Joe Osawaye, a business owner and the Chief Executive Officer of Kiza Restaurant & Lounge, an upscale hospitality facility speaks about the ease of living and doing business in Dubai
Starting a Business in Dubai, what is your story?
I visited Dubai for the first time in 2005. When I came here, I knew I was going to move here sometime soon in the future. I finally moved down in 2013. People know me for my Hospitality and Kiza Restaurant and lounge.
Kiza was established in 2012 by a friend of mine, who was relocated out of the country and I took over fully in 2016. Kiza for us is a home, showcasing the best in and out of Africa through sight, sound and taste. So, we say, here the spirit of Africa comes alive, we showcase the culture of Africa to over 200 nationalities that live in Dubai. It’s a fantastic platform as it is home away from home for Africans, Afrocentric people and all black people. The name Kiza means blackness.
How has the journey been so far…?
It’s been very interesting. When the whole vision began in 2012, there were very few African restaurants here on this scale. We have the old restaurants in Dubai, Kenyan restaurants, Ethiopian restaurants, etc. To this scale where you are bringing it to the top end in town, it’s never been like this, so we are kind of pioneers in this area as well.
It’s been a progressive trajectory since the business started in 2012. More people, even non-Africans have adopted our style and culture, including Afro-beats. We are the custodian of Afro-beats here in the UAE. Our music, food and culture, and everything to do with Africa. We have also supported a lot of African artists as well.
Give us an insight on running and sustaining a business in Dubai

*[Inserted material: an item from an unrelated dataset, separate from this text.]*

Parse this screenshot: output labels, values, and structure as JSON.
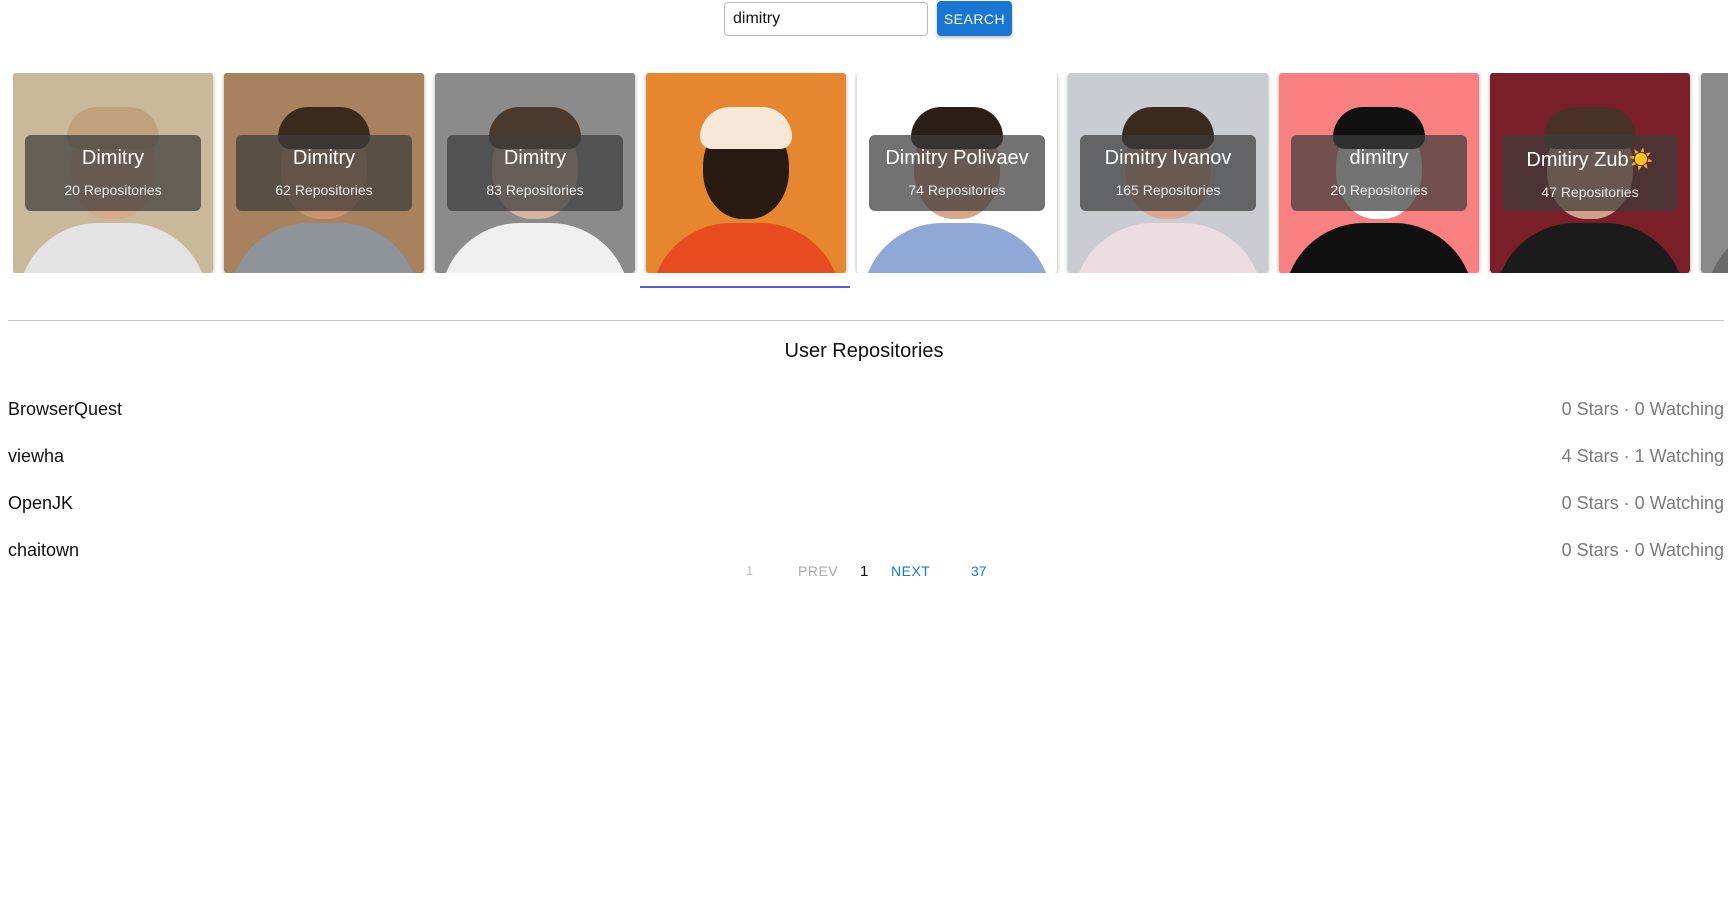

It’s like running a business anywhere in the world but we have an advantage here because everything works. Infrastructure is first-class. The government is forward thinking so they create an enabling environment for you to showcase whatever idea you have, so it’s been quite interesting.
What is the cost of entry into any business in Dubai?
It depends on what level you want to play. It’s so relative and a lot of it has to do with location. Most of your expense will come from rent and HR. If you want to play at a top level, you have to put in good investment to be able to represent properly.
2020 came with a lot of unprecedented events, how were you able to sustain your business during the pandemic?
It was a shock for everybody. No one prepared for it. We ended 2019 on a high spirit, started the new year in a fantastic way too, January and February. And then the whole thing hit in March and since then it’s been quite tough. Because it now had a spiral effect on different businesses especially in the hospitality sector. But as the saying goes as the time gets tough, you get tougher.
What was Dubai Government’s Response to Businesses during the pandemic?
The Dubai Government did a lot of support schemes for businesses like grace period for rents and loans. They were quite supportive, and we can see that they’ve shown very high leadership in the handling of the pandemic. Where most of the world was shut down, Dubai reopened quite long before anybody, as they managed the situation quite professionally and revolutionary. Dubai completed 80% of its population vaccination exercise in record time.
What’s your advice to new entrants into the hospitality business in Dubai?
Like any other business, you have to understand the market. There’s still room for innovation and creativity but you need to be passionate about it and be prepared. The restaurant business is one of the toughest and the standards here in Dubai is very high, so you have to be ready, no cutting corners.